Until my nose scabbed over in one big sheet the next day. "What have you done?" my mom demanded, and laughed until she couldn't breathe when I told her.

"All I wanted was a shiny nose," I cried. She had to sit down because her giggles made her wheeze.

She told our whole family that I'd abraded the top layer of skin on my nose because of a character I liked in a book, and they laughed at the absurdity. Joke's on them--my nose has been shinier ever since. It's something I changed, earned, suffered for.

That same weird lick of pride has visited me again and again, as my muscles bulked up through sports. As my endurance grew.

As weight slipped from my frame.

At age sixteen and 104 pounds, I was compact. I could drum a beat on my ribs. I was lithe, sleek. My BMI was just over 18.5, so Not A Problem. Never have I owned myself more, even now. Discipline was stamped into my bones for all to see. A regency over flesh.

Denial felt powerful. I was the master of myself, even when I was ravenous.

I will be a doctor soon, and even still I draw on that year of deliberate privation, those old wounds of choice.
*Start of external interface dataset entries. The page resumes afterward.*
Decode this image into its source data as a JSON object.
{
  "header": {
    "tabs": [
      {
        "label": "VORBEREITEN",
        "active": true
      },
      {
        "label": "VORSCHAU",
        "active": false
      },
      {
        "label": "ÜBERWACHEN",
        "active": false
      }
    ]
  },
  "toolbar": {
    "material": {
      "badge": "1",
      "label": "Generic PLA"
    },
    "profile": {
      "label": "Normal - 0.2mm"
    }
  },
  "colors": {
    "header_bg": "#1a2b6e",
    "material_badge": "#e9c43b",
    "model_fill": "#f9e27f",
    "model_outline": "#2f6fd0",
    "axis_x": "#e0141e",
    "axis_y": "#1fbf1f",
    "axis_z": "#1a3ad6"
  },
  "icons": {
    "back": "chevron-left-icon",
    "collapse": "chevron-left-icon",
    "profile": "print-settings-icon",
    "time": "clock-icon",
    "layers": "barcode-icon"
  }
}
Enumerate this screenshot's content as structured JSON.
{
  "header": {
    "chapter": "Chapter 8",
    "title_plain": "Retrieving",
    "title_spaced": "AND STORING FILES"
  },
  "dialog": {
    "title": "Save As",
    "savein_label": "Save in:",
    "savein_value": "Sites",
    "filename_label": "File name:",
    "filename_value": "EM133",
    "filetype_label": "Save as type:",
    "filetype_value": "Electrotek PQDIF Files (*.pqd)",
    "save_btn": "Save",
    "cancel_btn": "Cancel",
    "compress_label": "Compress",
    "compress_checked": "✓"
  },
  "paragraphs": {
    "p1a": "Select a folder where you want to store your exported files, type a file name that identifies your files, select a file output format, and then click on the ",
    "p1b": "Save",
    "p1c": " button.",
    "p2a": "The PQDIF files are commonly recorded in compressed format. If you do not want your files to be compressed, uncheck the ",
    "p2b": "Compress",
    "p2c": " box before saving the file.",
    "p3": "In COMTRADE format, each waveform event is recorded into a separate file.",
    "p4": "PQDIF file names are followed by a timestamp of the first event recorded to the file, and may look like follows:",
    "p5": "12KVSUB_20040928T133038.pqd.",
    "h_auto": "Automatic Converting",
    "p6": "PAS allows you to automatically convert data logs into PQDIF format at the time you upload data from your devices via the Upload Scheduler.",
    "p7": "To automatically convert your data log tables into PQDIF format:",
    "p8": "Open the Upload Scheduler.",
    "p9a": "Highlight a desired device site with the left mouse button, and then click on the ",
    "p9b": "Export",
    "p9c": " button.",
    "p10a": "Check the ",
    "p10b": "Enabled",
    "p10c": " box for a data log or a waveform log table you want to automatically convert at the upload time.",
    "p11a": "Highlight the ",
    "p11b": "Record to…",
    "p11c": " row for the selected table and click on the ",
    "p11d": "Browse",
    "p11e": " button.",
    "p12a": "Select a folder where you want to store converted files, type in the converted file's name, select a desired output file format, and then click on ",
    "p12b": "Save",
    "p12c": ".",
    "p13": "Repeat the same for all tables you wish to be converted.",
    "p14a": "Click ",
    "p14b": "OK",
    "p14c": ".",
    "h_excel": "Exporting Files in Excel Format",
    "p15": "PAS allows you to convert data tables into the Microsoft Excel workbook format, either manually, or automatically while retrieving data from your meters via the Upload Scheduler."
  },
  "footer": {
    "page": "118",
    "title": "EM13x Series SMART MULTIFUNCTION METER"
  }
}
It is a well-earned lesson to know myself in matters of want and will.

It's an even better lesson to learn to evaluate the want at the source.

Rachel Schenkel
Iowa City, Iowa